Purpose: Aromatase inhibitors (AI) have been shown to reduce breast cancer-related mortality in women with estrogen positive (ER+) breast cancer. The use of AIs, however, has been associated with higher rates of hypertension, hyperlipidemia, and cardiovascular (CV) events.
Methods: A cross-sectional study of 25 healthy postmenopausal women and 36 women with curative intent breast cancer on an AI was performed to assess endothelial dysfunction, an indicator of risk for CV events. Consented subjects underwent vascular testing using the HDI/Pulse Wave CR-2000 Cardiovascular Profiling System and the EndoPAT2000 system.
Results: Mean age was 61.7 and 59.6 years (cases, controls). Most subjects were Caucasian and overweight. Controls had a lower mean systolic blood pressure (128.6 mmHg vs. 116.2 mmHg, p = 0.004). Median estradiol levels were reduced in cases (2 vs. 15 pg/ml, p < 0.0001). EndoPAT ratio (0.8 vs. 2.7, p < 0.0001) was significantly reduced in cases as compared to controls. Median large artery elasticity (12.9 vs. 14.6 ml/mmHg × 10, p = 0.12) and small artery elasticity (5.2 vs. 7.0 ml/mmHg × 100, p = 0.07) were also reduced though not statistically significant. There was no correlation between use of chemotherapy, radiation therapy, type of AI, or duration of AI use and endothelial function. When adjusting for differences in blood pressure, results remained significant.
Conclusion: Breast cancer cases on AIs have reductions in endothelial function, a predictor of adverse CV disease.
Impact: Vascular function changes in breast cancer cases on AIs compared to postmenopausal women. Further work is needed to evaluate vascular changes over time.

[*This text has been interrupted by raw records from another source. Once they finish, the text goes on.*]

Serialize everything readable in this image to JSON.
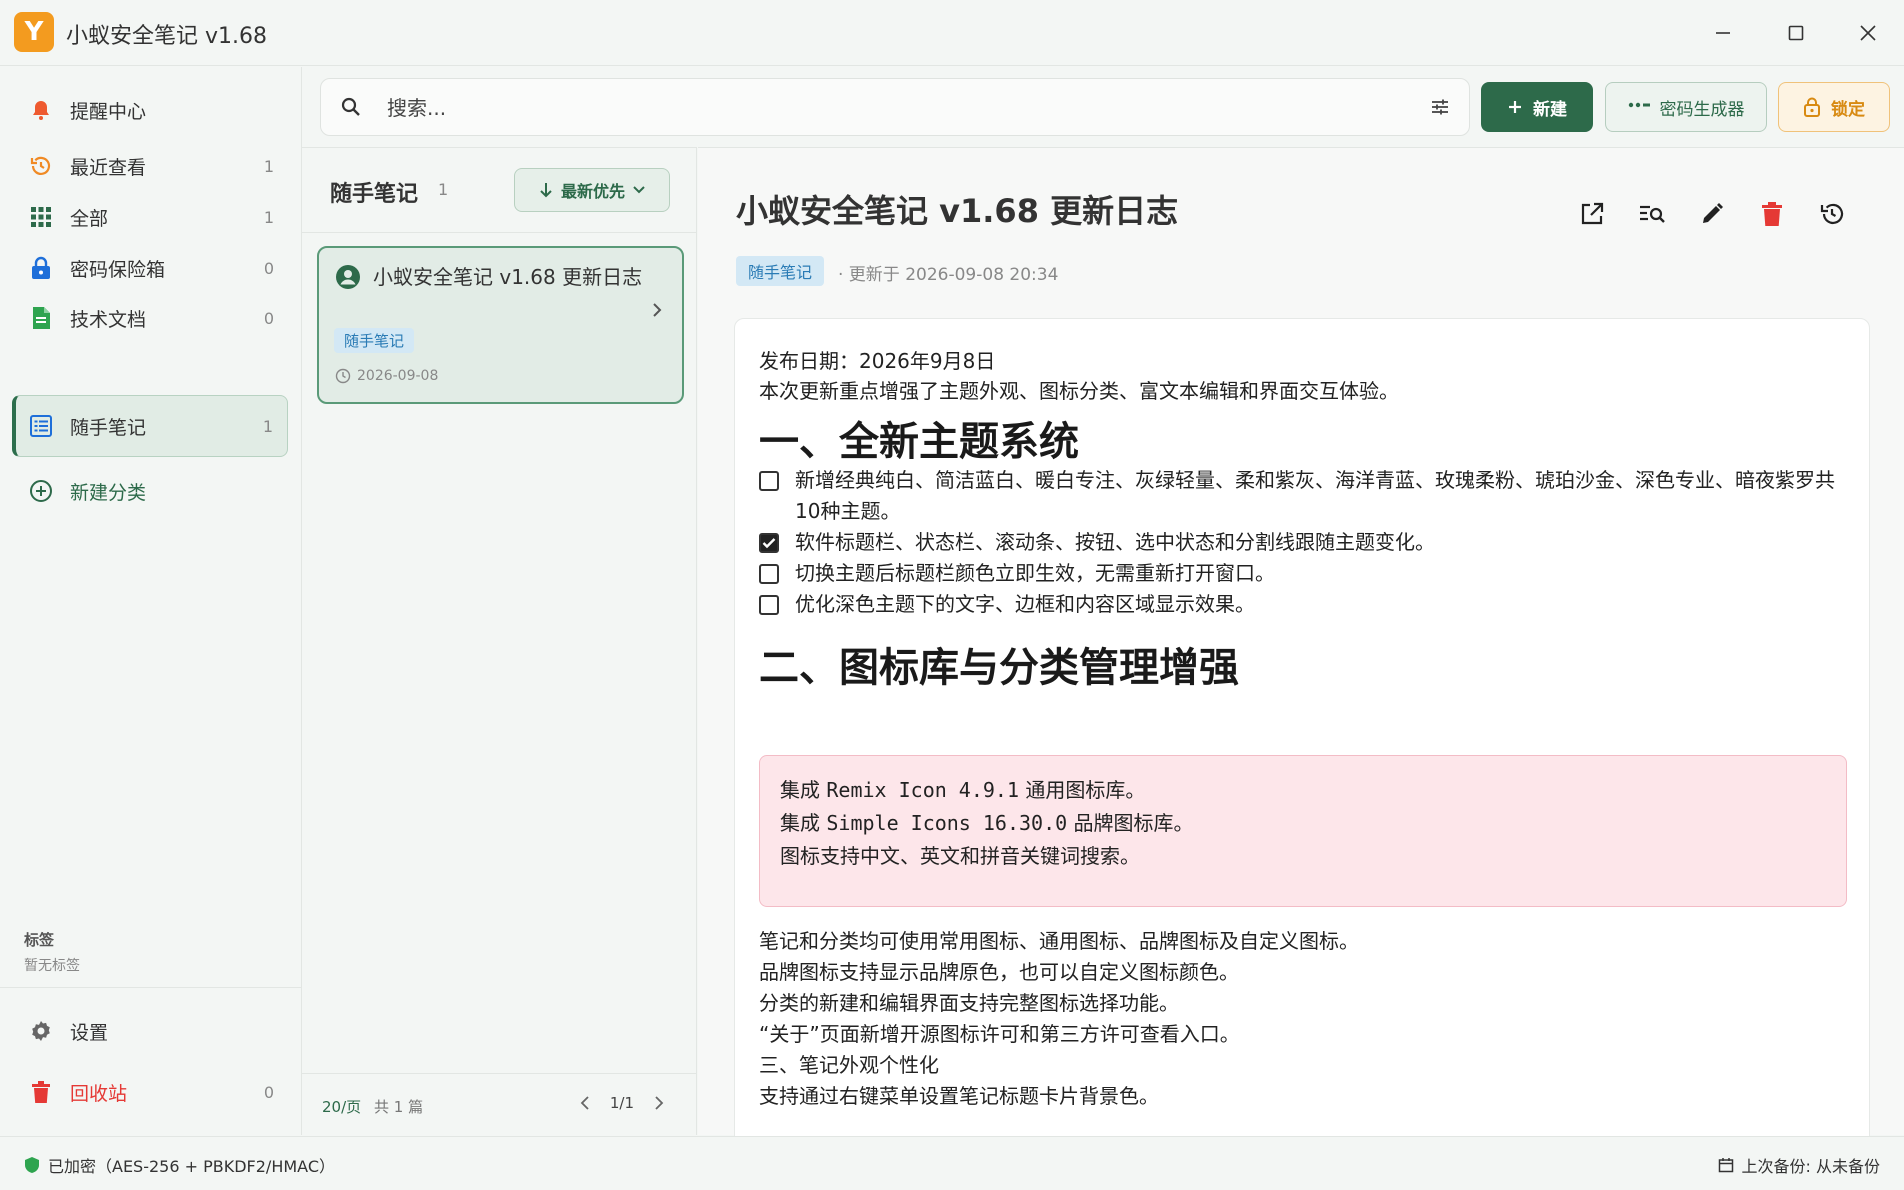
{
  "app": {
    "title": "小蚁安全笔记 v1.68",
    "logo_letter": "Y"
  },
  "sidebar": {
    "items": [
      {
        "label": "提醒中心",
        "count": ""
      },
      {
        "label": "最近查看",
        "count": "1"
      },
      {
        "label": "全部",
        "count": "1"
      },
      {
        "label": "密码保险箱",
        "count": "0"
      },
      {
        "label": "技术文档",
        "count": "0"
      },
      {
        "label": "随手笔记",
        "count": "1"
      },
      {
        "label": "新建分类",
        "count": ""
      }
    ],
    "tags_title": "标签",
    "tags_empty": "暂无标签",
    "settings": "设置",
    "trash": "回收站",
    "trash_count": "0"
  },
  "search": {
    "placeholder": "搜索..."
  },
  "toolbar": {
    "new_label": "新建",
    "pwgen_label": "密码生成器",
    "lock_label": "锁定"
  },
  "list": {
    "title": "随手笔记",
    "count": "1",
    "sort_label": "最新优先",
    "notes": [
      {
        "title": "小蚁安全笔记 v1.68 更新日志",
        "tag": "随手笔记",
        "date": "2026-09-08"
      }
    ],
    "page_size": "20/页",
    "total": "共 1 篇",
    "page": "1/1"
  },
  "detail": {
    "title": "小蚁安全笔记 v1.68 更新日志",
    "tag": "随手笔记",
    "updated": "· 更新于 2026-09-08 20:34",
    "release_date": "发布日期：2026年9月8日",
    "intro": "本次更新重点增强了主题外观、图标分类、富文本编辑和界面交互体验。",
    "h1_a": "一、全新主题系统",
    "todos": [
      {
        "text": "新增经典纯白、简洁蓝白、暖白专注、灰绿轻量、柔和紫灰、海洋青蓝、玫瑰柔粉、琥珀沙金、深色专业、暗夜紫罗共10种主题。",
        "checked": false
      },
      {
        "text": "软件标题栏、状态栏、滚动条、按钮、选中状态和分割线跟随主题变化。",
        "checked": true
      },
      {
        "text": "切换主题后标题栏颜色立即生效，无需重新打开窗口。",
        "checked": false
      },
      {
        "text": "优化深色主题下的文字、边框和内容区域显示效果。",
        "checked": false
      }
    ],
    "h1_b": "二、图标库与分类管理增强",
    "quote": [
      {
        "prefix": "集成 ",
        "code": "Remix Icon 4.9.1",
        "suffix": " 通用图标库。"
      },
      {
        "prefix": "集成 ",
        "code": "Simple Icons 16.30.0",
        "suffix": " 品牌图标库。"
      },
      {
        "prefix": "图标支持中文、英文和拼音关键词搜索。",
        "code": "",
        "suffix": ""
      }
    ],
    "paragraphs": [
      "笔记和分类均可使用常用图标、通用图标、品牌图标及自定义图标。",
      "品牌图标支持显示品牌原色，也可以自定义图标颜色。",
      "分类的新建和编辑界面支持完整图标选择功能。",
      "“关于”页面新增开源图标许可和第三方许可查看入口。",
      "三、笔记外观个性化",
      "支持通过右键菜单设置笔记标题卡片背景色。"
    ]
  },
  "status": {
    "encryption": "已加密（AES-256 + PBKDF2/HMAC）",
    "backup": "上次备份: 从未备份"
  },
  "colors": {
    "accent": "#2d6a4a",
    "lock": "#d88a12",
    "danger": "#e53935",
    "tag_bg": "#d3e8f5",
    "quote_bg": "#fde6ea"
  }
}
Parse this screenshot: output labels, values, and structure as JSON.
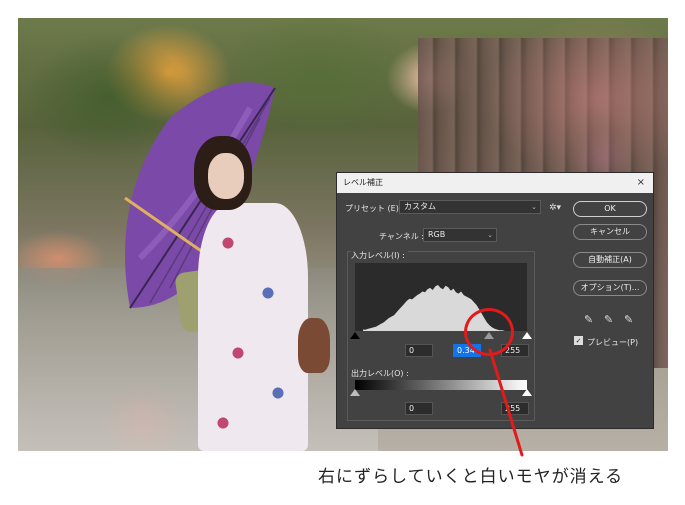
{
  "dialog": {
    "title": "レベル補正",
    "close_glyph": "×",
    "preset_label": "プリセット (E) :",
    "preset_value": "カスタム",
    "channel_label": "チャンネル :",
    "channel_value": "RGB",
    "input_levels_label": "入力レベル(I) :",
    "input_values": [
      "0",
      "0.34",
      "255"
    ],
    "output_levels_label": "出力レベル(O) :",
    "output_values": [
      "0",
      "255"
    ],
    "buttons": {
      "ok": "OK",
      "cancel": "キャンセル",
      "auto": "自動補正(A)",
      "options": "オプション(T)..."
    },
    "preview_label": "プレビュー(P)",
    "preview_checked": true
  },
  "icons": {
    "gear": "gear-icon",
    "eyedroppers": [
      "black-eyedropper-icon",
      "gray-eyedropper-icon",
      "white-eyedropper-icon"
    ]
  },
  "histogram": [
    2,
    2,
    3,
    4,
    5,
    6,
    8,
    10,
    12,
    15,
    18,
    20,
    22,
    26,
    30,
    34,
    38,
    42,
    45,
    44,
    47,
    50,
    52,
    55,
    54,
    58,
    60,
    57,
    62,
    64,
    60,
    58,
    63,
    61,
    56,
    59,
    54,
    52,
    55,
    50,
    48,
    46,
    44,
    40,
    36,
    30,
    24,
    18,
    12,
    8,
    5,
    3,
    2,
    1,
    1,
    0
  ],
  "annotation": {
    "caption": "右にずらしていくと白いモヤが消える",
    "color": "#e11b1b"
  }
}
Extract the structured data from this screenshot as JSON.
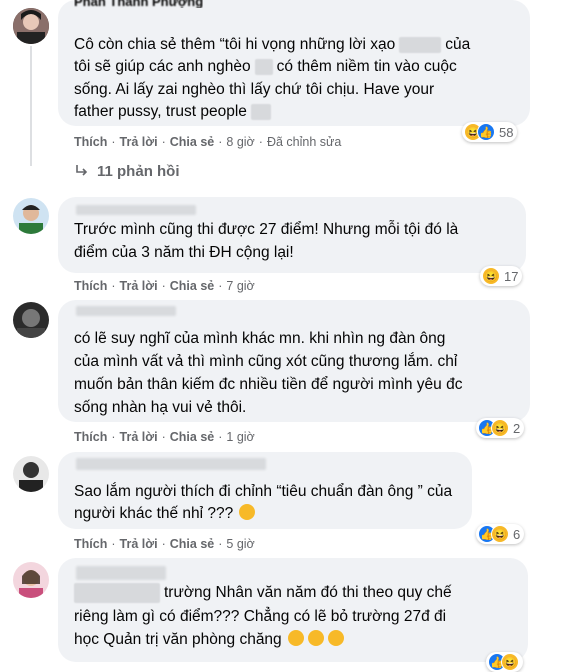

Keywords: Aromatase inhibitors; Breast cancer; Cardiotoxicity; Endothelial function; Vascular function.